▶ **ACTIVITY**: Read through the entries below and return each line with the word "true".

DATA SHOWN: Begin

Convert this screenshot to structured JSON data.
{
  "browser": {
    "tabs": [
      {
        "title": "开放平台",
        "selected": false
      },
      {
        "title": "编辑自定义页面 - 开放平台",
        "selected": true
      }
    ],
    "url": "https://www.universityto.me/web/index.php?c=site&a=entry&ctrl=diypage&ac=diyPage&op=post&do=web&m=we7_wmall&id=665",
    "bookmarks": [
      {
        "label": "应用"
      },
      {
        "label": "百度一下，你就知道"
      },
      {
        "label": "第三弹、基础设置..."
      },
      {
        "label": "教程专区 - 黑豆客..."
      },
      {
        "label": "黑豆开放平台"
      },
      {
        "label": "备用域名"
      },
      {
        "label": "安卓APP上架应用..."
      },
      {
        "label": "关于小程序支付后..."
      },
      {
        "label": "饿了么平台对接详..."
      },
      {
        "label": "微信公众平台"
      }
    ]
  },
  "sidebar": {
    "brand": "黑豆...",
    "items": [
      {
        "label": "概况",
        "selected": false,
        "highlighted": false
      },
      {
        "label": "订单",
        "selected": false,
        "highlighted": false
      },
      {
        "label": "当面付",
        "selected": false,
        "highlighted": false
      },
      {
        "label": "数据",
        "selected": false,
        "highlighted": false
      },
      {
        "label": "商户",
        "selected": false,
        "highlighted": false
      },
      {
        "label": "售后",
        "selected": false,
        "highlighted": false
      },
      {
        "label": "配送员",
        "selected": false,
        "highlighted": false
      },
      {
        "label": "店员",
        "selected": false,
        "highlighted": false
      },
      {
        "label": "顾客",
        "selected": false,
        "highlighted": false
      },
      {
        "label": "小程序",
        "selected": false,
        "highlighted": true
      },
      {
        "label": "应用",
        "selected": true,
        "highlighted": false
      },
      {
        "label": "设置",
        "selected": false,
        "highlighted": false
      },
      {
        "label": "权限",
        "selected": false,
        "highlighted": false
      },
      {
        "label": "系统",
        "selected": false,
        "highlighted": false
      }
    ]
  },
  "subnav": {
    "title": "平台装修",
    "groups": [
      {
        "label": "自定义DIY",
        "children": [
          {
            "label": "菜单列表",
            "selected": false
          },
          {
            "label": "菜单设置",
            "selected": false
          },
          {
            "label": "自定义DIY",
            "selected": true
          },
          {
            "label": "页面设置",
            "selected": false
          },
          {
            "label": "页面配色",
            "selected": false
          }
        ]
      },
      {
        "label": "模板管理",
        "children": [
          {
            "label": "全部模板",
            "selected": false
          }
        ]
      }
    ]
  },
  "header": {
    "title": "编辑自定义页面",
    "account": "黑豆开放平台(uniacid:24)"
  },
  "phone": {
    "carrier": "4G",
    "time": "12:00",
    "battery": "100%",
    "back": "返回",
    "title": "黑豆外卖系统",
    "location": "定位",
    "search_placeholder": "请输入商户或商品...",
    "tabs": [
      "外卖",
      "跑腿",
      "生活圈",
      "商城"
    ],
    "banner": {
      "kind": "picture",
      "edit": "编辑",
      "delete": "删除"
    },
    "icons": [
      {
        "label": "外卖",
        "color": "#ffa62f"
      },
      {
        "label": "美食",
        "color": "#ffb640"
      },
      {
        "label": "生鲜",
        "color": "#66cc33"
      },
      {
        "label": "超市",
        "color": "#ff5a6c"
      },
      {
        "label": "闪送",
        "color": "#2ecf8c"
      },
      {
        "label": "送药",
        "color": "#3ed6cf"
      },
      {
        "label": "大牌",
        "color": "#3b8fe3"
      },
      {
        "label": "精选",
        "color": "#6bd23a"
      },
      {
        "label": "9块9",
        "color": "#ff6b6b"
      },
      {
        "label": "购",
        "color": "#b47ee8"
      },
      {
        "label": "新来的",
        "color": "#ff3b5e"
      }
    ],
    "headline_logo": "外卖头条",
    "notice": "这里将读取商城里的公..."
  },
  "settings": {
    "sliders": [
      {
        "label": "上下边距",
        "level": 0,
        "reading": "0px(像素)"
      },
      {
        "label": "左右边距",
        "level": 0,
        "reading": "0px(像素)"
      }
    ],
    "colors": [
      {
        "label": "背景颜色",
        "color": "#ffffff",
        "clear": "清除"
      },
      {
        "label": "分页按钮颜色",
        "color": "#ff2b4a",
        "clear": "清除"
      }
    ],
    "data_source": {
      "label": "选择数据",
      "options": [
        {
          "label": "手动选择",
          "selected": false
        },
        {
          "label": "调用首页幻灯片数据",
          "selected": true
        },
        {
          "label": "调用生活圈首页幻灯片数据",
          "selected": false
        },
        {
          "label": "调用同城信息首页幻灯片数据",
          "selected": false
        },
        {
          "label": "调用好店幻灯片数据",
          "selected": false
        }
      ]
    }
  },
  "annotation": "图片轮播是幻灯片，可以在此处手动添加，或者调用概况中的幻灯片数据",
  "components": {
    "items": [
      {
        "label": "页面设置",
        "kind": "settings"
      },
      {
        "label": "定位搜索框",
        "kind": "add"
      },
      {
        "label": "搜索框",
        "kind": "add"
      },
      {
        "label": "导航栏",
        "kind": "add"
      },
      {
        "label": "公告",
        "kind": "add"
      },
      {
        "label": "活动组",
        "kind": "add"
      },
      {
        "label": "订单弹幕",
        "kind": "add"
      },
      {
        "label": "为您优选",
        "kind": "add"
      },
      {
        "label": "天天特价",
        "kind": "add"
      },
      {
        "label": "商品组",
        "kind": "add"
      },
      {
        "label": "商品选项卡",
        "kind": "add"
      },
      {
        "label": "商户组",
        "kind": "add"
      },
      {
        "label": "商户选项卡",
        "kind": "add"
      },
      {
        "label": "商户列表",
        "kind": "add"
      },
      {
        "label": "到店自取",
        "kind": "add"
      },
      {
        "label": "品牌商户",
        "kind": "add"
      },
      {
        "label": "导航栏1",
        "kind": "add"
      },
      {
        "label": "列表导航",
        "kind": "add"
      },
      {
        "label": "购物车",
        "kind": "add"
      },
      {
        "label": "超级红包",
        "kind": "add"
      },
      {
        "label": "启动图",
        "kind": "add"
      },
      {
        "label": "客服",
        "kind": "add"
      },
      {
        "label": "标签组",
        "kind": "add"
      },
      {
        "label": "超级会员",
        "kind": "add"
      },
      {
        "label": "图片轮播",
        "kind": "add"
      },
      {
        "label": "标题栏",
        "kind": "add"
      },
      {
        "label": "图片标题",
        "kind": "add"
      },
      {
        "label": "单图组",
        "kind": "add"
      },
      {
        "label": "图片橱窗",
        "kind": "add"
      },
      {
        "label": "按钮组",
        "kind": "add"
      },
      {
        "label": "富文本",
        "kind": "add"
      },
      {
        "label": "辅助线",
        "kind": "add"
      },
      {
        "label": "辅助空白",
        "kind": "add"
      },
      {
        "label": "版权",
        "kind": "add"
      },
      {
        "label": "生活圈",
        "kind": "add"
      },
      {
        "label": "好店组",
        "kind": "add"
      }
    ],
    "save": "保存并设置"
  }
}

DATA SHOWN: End

▶ **RESPONSE TO THE EXERCISE**:
        "selected": true
        "highlighted": true
        "selected": true,
            "selected": true
          "selected": true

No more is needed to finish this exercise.